SARAH: I wasn't going to let our car problem stop us from seeing all the sights and we'd organised a boat trip to the monasteries on Lake Tana. Funnily enough we paired up with 2 English chaps we'd met in the Simien Mountains and at 8am we set off on a beautifully still lake in a covered motor boat. I decided not to see the first monastery which I'd never heard of, and women weren't allowed into the second monastery so I sat outside in the sun chatting to Ethiopian girls. Another 40 min ride on the lake and we reached the Zege peninsula and saw the lovely Ura Kirhane Modret Monastery. The Christian churches date back to the 160's and are circular in structure with lovely bright 2D paintings of Chirst and Saints. Like the Selessi church in Gonder, all the saints had black afros giving the pictures a very Ethiopian feel. I gave some money back to the poor community and bought an Ethiopian shawl/table cloth and a few lemons from the pestering kids. The kids just don't stop begging and ask for pens, shirts, money at every opportunity which is very annoying. To try to get rid of them we started asking them for their shirts and shoes which seemed to keep them quite for a while.

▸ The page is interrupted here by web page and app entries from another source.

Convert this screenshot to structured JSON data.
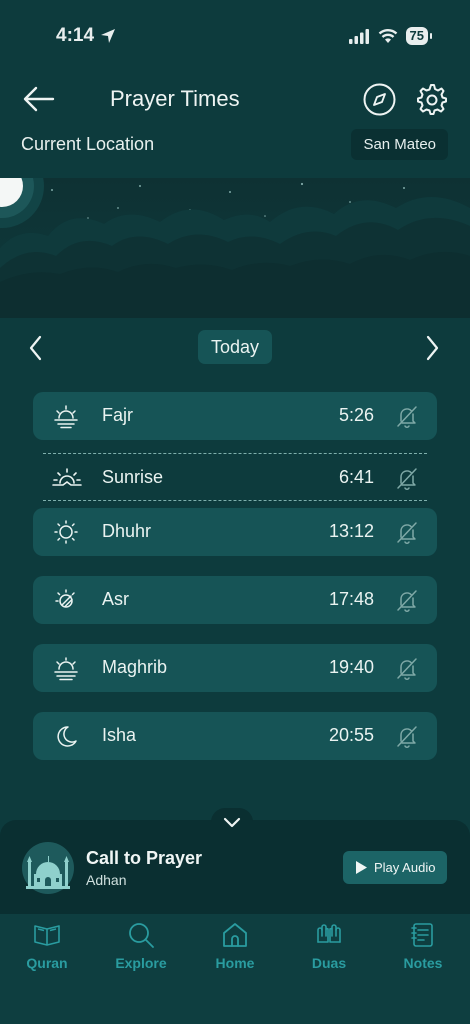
{
  "status": {
    "time": "4:14",
    "battery": "75"
  },
  "header": {
    "title": "Prayer Times"
  },
  "location": {
    "label": "Current Location",
    "city": "San Mateo"
  },
  "day_nav": {
    "label": "Today"
  },
  "prayers": [
    {
      "name": "Fajr",
      "time": "5:26",
      "icon": "fajr-icon"
    },
    {
      "name": "Sunrise",
      "time": "6:41",
      "icon": "sunrise-icon"
    },
    {
      "name": "Dhuhr",
      "time": "13:12",
      "icon": "dhuhr-icon"
    },
    {
      "name": "Asr",
      "time": "17:48",
      "icon": "asr-icon"
    },
    {
      "name": "Maghrib",
      "time": "19:40",
      "icon": "maghrib-icon"
    },
    {
      "name": "Isha",
      "time": "20:55",
      "icon": "isha-icon"
    }
  ],
  "player": {
    "title": "Call to Prayer",
    "subtitle": "Adhan",
    "button": "Play Audio"
  },
  "tabs": [
    {
      "label": "Quran",
      "icon": "quran-icon"
    },
    {
      "label": "Explore",
      "icon": "search-icon"
    },
    {
      "label": "Home",
      "icon": "home-icon"
    },
    {
      "label": "Duas",
      "icon": "praying-hands-icon"
    },
    {
      "label": "Notes",
      "icon": "notes-icon"
    }
  ],
  "colors": {
    "background": "#0d3b3d",
    "card": "#165456",
    "accent": "#2a9ca0"
  }
}
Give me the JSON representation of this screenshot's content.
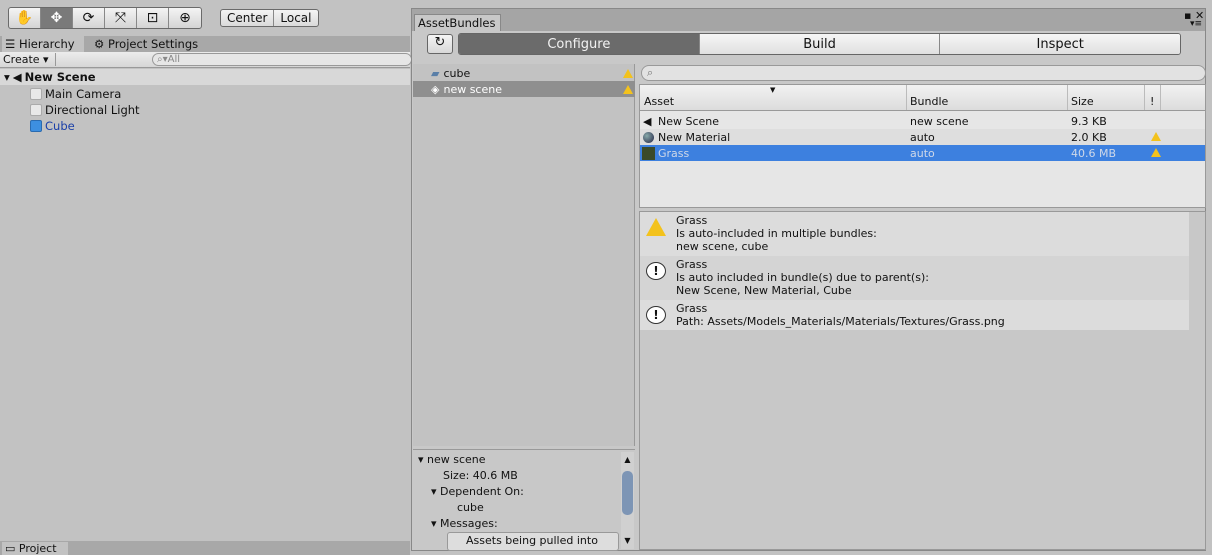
{
  "toolbar": {
    "tools": [
      "hand-icon",
      "move-icon",
      "rotate-icon",
      "scale-icon",
      "rect-icon",
      "transform-icon"
    ],
    "pivot": "Center",
    "space": "Local"
  },
  "left": {
    "tabs": [
      "Hierarchy",
      "Project Settings"
    ],
    "create": "Create",
    "search_placeholder": "All",
    "scene": "New Scene",
    "items": [
      "Main Camera",
      "Directional Light",
      "Cube"
    ],
    "bottom_tab": "Project"
  },
  "window": {
    "title": "AssetBundles",
    "tabs": [
      "Configure",
      "Build",
      "Inspect"
    ],
    "bundles": [
      "cube",
      "new scene"
    ],
    "details": {
      "name": "new scene",
      "size": "Size: 40.6 MB",
      "dep_label": "Dependent On:",
      "dep": "cube",
      "messages_label": "Messages:",
      "message": "Assets being pulled into this"
    },
    "columns": [
      "Asset",
      "Bundle",
      "Size",
      "!"
    ],
    "rows": [
      {
        "asset": "New Scene",
        "bundle": "new scene",
        "size": "9.3 KB",
        "warn": false
      },
      {
        "asset": "New Material",
        "bundle": "auto",
        "size": "2.0 KB",
        "warn": true
      },
      {
        "asset": "Grass",
        "bundle": "auto",
        "size": "40.6 MB",
        "warn": true
      }
    ],
    "messages": [
      {
        "type": "warning",
        "title": "Grass",
        "l1": "Is auto-included in multiple bundles:",
        "l2": "new scene, cube"
      },
      {
        "type": "info",
        "title": "Grass",
        "l1": "Is auto included in bundle(s) due to parent(s):",
        "l2": "New Scene, New Material, Cube"
      },
      {
        "type": "info",
        "title": "Grass",
        "l1": "Path: Assets/Models_Materials/Materials/Textures/Grass.png",
        "l2": ""
      }
    ]
  },
  "colors": {
    "selection": "#3d80df",
    "segment_selected": "#6b6b6b"
  }
}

Our last stop was to see the start of the Blue Nile as it leaves Lake Tana. It was great to be at the start of one of the Niles and to think we'd seen the Nile all the way to it's finishing point entering the Mediterranean sea near Alex in Eqypt. We weren't lucky enough to see hippos but did see lots of pelicans on the water. Back at Ghion we headed straight to the restaurant for some food and nearly fell over backwards to see Taco and Brenda sitting there!! As it turns out they never made it to Lalibela either as the road was just so bad with huge rocks and stones. They persevered for 100km (taking 5 hrs) with rock throwing kids and decided it was too bad to continue so turned back this morning. At least we know that we made the right decision not to attempt the road at all. It was good to see them again and we all chilled out by the lake for the afternoon. In the evening we looked through all our photos choosing the best for the blog.